(more…)


Day #8 : The Spectrogram Function – 365 DoA

Spectrogram

Example spectrogram from some data I had recently processed

To (somewhat) continue with our signal processing theme that we have going on at the moment, over the next few days, let’s look at something called the spectrogram. It’s three dimensions of fun!*

(more…)


Day #7 : Small waves, or wavelets! – 365 DoA

Meyer Mother wavelet

This is the Meyer wave, a representation of a so-called mother wavelet function to use for the wavelet transform. Notice that it is finite!

Waves! We’re officially one week through 365 Days of Academia! Woo! 1 week down, 51(.142…) weeks left! Let’s wrap up this weeks theme (there wasn’t originally a theme, but it kind of ended up that way) by talking about other ways we can get to the frequency domain. Specifically, let’s stop the wave puns and let’s talk wavelets!*

(more…)


Day #6 : The fast and the Fourier – 365 DoA

Fourier_transform_time_and_frequency_domains_(small)

A good example of how the Fourier transform can approximate signals. The red signal is our input signal and the blue shows how the output of the Fourier transform.

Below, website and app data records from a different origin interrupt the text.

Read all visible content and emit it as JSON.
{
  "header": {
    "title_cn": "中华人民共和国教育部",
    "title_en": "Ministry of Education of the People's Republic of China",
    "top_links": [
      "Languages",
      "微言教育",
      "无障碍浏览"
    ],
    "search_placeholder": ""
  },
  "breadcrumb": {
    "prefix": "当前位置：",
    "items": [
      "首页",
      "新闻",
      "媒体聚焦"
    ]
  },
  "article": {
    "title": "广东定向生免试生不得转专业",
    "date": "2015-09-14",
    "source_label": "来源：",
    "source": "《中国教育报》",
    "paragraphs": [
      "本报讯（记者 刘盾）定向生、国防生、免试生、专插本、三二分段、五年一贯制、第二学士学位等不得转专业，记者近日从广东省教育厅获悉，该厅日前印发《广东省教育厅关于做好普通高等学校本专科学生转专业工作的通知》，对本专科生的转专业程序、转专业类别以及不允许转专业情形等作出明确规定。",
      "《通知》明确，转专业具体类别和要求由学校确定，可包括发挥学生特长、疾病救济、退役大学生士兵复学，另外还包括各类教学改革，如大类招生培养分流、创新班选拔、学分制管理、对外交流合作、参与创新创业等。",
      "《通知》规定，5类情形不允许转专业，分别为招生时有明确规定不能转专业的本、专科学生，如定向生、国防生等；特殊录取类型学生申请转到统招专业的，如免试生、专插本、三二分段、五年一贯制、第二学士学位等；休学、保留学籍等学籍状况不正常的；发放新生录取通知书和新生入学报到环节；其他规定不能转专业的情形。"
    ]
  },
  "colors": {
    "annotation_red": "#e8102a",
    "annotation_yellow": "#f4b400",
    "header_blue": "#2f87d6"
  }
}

Okay, if you’ve been keeping up with these posts, we know about Welch’s method, Thomson’s method, the things that make them different, and the things that make them similar. The thing that both of these transforms rely on is the Fourier transform. What is the Fourier transform? Well, something I probably should have covered first, but whatever this is my blog we do it in whatever order we feel like, so let’s dive in!*

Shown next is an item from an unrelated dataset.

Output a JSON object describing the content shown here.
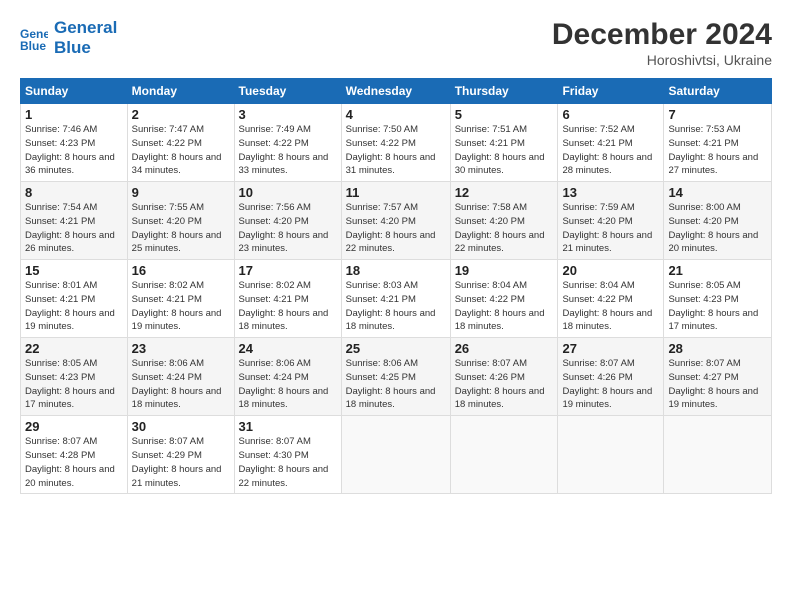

(more…)


Day #5 : Whose window function is it anyway? – 365 DoA

Window function - funny

This is not how we use a window function on the computer…

One day someone looked at the windowed fourier transform and said, “Don’t be such a square!” and thus window functions were invented. If you believe that, then I have an island for sale, real cheap. But seriously, let’s do a dive into what a window function is and why the heck there are so many of them, because there ARE a LOT! So let’s get started!*

(more…)


Day #4 : Spectral leakage… embarrassing – 365 DoA

Day 4 - Leakage - arrows

Look at that leakage!

Leakage, it’s never a good thing. For today’s post we’re going to cover a very important topic. Spectral leakage, it’s a big reason why spectral density estimation is well, an estimation. The other reason it is an estimation is because the fourier transform is an approximation of the original signal, but the Fourier transform is a whole other post on its own. So let’s talk leakage!*

(more…)


Day #3 : Power Spectral Density Overview – 365 DoA

In our last post we introduced the two main characters in this story of spectrogram. On one end we have Welch’s method (pwelch) on the other end we have the Thomson multitaper method (pmtm). As promised here is a awful basic breakdown of why is more than one way to compute power spectral density (in fact there are several, far more than the two I’m talking about). So, let’s just dig right in!*

(more…)


Day #2 : Power Spectral Density (pmtm) – 365 Days of Academia

Day 2 - EKG

A example EKG signal

This is a (somewhat) continuation on what we were discussing in the previous post. We covered the pwelch MATLAB function, this time we will cover the PMTM function, this function uses the Thomson multitaper method to calculate power spectral density. We can do a deep dive into the differences between the two next time, but for now let’s talk about the command itself.*

(more…)


Day #1 : Power Spectral Density (pwelch) – 365 Days of Academia

EEG

Some EEG data that I’ve aligned, processed, and made look nice and pretty.

Signal processing, it’s complex, there are a million ways to go about processing a signal, and like life, there is no best way to go about doing it. Trust me, it is as frustrating as it sounds. Today’s scratch pad note is on power spectral density or PSD for short. So let’s dive in.*

(more…)


Back again with 365 Days of Academia

It’s been an awful time. dusts off the cobwebs around the blog Things have been rough, but I figure it’s time to try and blog regularly again.

So what’s new?

Robo legs - no trash2

Humanoid bipedal robot for balance testing, 100% designed and built by me!

(more…)